Give the entries again exactly, every one of them.

______________________________

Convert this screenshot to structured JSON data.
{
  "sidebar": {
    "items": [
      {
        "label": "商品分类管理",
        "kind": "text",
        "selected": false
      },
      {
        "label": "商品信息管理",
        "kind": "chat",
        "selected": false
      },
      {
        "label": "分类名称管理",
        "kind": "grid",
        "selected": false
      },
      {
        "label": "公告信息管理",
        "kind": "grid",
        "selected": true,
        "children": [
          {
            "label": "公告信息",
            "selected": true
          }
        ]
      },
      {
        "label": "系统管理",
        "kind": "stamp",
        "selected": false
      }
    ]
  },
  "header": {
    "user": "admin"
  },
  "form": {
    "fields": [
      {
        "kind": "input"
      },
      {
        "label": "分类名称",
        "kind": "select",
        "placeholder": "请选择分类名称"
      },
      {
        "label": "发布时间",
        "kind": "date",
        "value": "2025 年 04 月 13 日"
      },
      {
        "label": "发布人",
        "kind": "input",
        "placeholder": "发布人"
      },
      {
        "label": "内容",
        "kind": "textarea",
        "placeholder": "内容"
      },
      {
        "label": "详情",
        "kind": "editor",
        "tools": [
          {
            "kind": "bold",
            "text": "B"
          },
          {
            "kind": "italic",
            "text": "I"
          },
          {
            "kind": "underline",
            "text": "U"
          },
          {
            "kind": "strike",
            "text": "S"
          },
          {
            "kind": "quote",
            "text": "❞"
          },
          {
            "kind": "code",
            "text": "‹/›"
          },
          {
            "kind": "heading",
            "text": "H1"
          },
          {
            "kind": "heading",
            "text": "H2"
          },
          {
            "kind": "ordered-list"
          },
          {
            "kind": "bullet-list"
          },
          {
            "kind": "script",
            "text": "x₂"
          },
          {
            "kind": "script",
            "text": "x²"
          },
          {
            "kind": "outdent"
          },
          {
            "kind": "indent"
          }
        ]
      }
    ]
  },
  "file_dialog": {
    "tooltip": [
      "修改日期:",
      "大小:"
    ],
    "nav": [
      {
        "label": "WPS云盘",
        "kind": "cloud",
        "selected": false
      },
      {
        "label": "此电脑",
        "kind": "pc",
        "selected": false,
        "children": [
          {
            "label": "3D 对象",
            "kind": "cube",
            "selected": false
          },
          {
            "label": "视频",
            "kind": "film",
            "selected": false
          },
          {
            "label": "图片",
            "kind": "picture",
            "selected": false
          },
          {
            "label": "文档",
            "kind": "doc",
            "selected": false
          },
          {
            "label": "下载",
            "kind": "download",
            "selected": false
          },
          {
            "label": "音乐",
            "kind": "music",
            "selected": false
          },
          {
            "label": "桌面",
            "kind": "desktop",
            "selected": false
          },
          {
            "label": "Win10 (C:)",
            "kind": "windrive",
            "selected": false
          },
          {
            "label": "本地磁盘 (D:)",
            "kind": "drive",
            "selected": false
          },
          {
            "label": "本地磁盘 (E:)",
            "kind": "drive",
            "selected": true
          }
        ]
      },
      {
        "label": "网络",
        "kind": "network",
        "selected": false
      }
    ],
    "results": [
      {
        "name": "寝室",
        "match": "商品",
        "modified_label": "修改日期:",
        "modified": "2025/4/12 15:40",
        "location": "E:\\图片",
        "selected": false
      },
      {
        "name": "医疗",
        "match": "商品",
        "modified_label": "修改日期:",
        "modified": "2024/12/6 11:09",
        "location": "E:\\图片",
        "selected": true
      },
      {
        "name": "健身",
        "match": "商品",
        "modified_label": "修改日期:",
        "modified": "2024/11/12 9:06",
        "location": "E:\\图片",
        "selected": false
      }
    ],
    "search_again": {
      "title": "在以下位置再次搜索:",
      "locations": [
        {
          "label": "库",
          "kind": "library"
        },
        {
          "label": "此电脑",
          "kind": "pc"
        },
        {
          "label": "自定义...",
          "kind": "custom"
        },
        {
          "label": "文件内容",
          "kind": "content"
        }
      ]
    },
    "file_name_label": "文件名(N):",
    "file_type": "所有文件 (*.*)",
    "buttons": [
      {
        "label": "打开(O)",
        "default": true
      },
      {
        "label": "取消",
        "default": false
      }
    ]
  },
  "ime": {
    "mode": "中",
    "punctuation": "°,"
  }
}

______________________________

Expected answer
Convert this screenshot to structured JSON data.
{
  "sidebar": {
    "items": [
      {
        "label": "商品分类管理",
        "kind": "text",
        "selected": false
      },
      {
        "label": "商品信息管理",
        "kind": "chat",
        "selected": false
      },
      {
        "label": "分类名称管理",
        "kind": "grid",
        "selected": false
      },
      {
        "label": "公告信息管理",
        "kind": "grid",
        "selected": true,
        "children": [
          {
            "label": "公告信息",
            "selected": true
          }
        ]
      },
      {
        "label": "系统管理",
        "kind": "stamp",
        "selected": false
      }
    ]
  },
  "header": {
    "user": "admin"
  },
  "form": {
    "fields": [
      {
        "kind": "input"
      },
      {
        "label": "分类名称",
        "kind": "select",
        "placeholder": "请选择分类名称"
      },
      {
        "label": "发布时间",
        "kind": "date",
        "value": "2025 年 04 月 13 日"
      },
      {
        "label": "发布人",
        "kind": "input",
        "placeholder": "发布人"
      },
      {
        "label": "内容",
        "kind": "textarea",
        "placeholder": "内容"
      },
      {
        "label": "详情",
        "kind": "editor",
        "tools": [
          {
            "kind": "bold",
            "text": "B"
          },
          {
            "kind": "italic",
            "text": "I"
          },
          {
            "kind": "underline",
            "text": "U"
          },
          {
            "kind": "strike",
            "text": "S"
          },
          {
            "kind": "quote",
            "text": "❞"
          },
          {
            "kind": "code",
            "text": "‹/›"
          },
          {
            "kind": "heading",
            "text": "H1"
          },
          {
            "kind": "heading",
            "text": "H2"
          },
          {
            "kind": "ordered-list"
          },
          {
            "kind": "bullet-list"
          },
          {
            "kind": "script",
            "text": "x₂"
          },
          {
            "kind": "script",
            "text": "x²"
          },
          {
            "kind": "outdent"
          },
          {
            "kind": "indent"
          }
        ]
      }
    ]
  },
  "file_dialog": {
    "tooltip": [
      "修改日期:",
      "大小:"
    ],
    "nav": [
      {
        "label": "WPS云盘",
        "kind": "cloud",
        "selected": false
      },
      {
        "label": "此电脑",
        "kind": "pc",
        "selected": false,
        "children": [
          {
            "label": "3D 对象",
            "kind": "cube",
            "selected": false
          },
          {
            "label": "视频",
            "kind": "film",
            "selected": false
          },
          {
            "label": "图片",
            "kind": "picture",
            "selected": false
          },
          {
            "label": "文档",
            "kind": "doc",
            "selected": false
          },
          {
            "label": "下载",
            "kind": "download",
            "selected": false
          },
          {
            "label": "音乐",
            "kind": "music",
            "selected": false
          },
          {
            "label": "桌面",
            "kind": "desktop",
            "selected": false
          },
          {
            "label": "Win10 (C:)",
            "kind": "windrive",
            "selected": false
          },
          {
            "label": "本地磁盘 (D:)",
            "kind": "drive",
            "selected": false
          },
          {
            "label": "本地磁盘 (E:)",
            "kind": "drive",
            "selected": true
          }
        ]
      },
      {
        "label": "网络",
        "kind": "network",
        "selected": false
      }
    ],
    "results": [
      {
        "name": "寝室",
        "match": "商品",
        "modified_label": "修改日期:",
        "modified": "2025/4/12 15:40",
        "location": "E:\\图片",
        "selected": false
      },
      {
        "name": "医疗",
        "match": "商品",
        "modified_label": "修改日期:",
        "modified": "2024/12/6 11:09",
        "location": "E:\\图片",
        "selected": true
      },
      {
        "name": "健身",
        "match": "商品",
        "modified_label": "修改日期:",
        "modified": "2024/11/12 9:06",
        "location": "E:\\图片",
        "selected": false
      }
    ],
    "search_again": {
      "title": "在以下位置再次搜索:",
      "locations": [
        {
          "label": "库",
          "kind": "library"
        },
        {
          "label": "此电脑",
          "kind": "pc"
        },
        {
          "label": "自定义...",
          "kind": "custom"
        },
        {
          "label": "文件内容",
          "kind": "content"
        }
      ]
    },
    "file_name_label": "文件名(N):",
    "file_type": "所有文件 (*.*)",
    "buttons": [
      {
        "label": "打开(O)",
        "default": true
      },
      {
        "label": "取消",
        "default": false
      }
    ]
  },
  "ime": {
    "mode": "中",
    "punctuation": "°,"
  }
}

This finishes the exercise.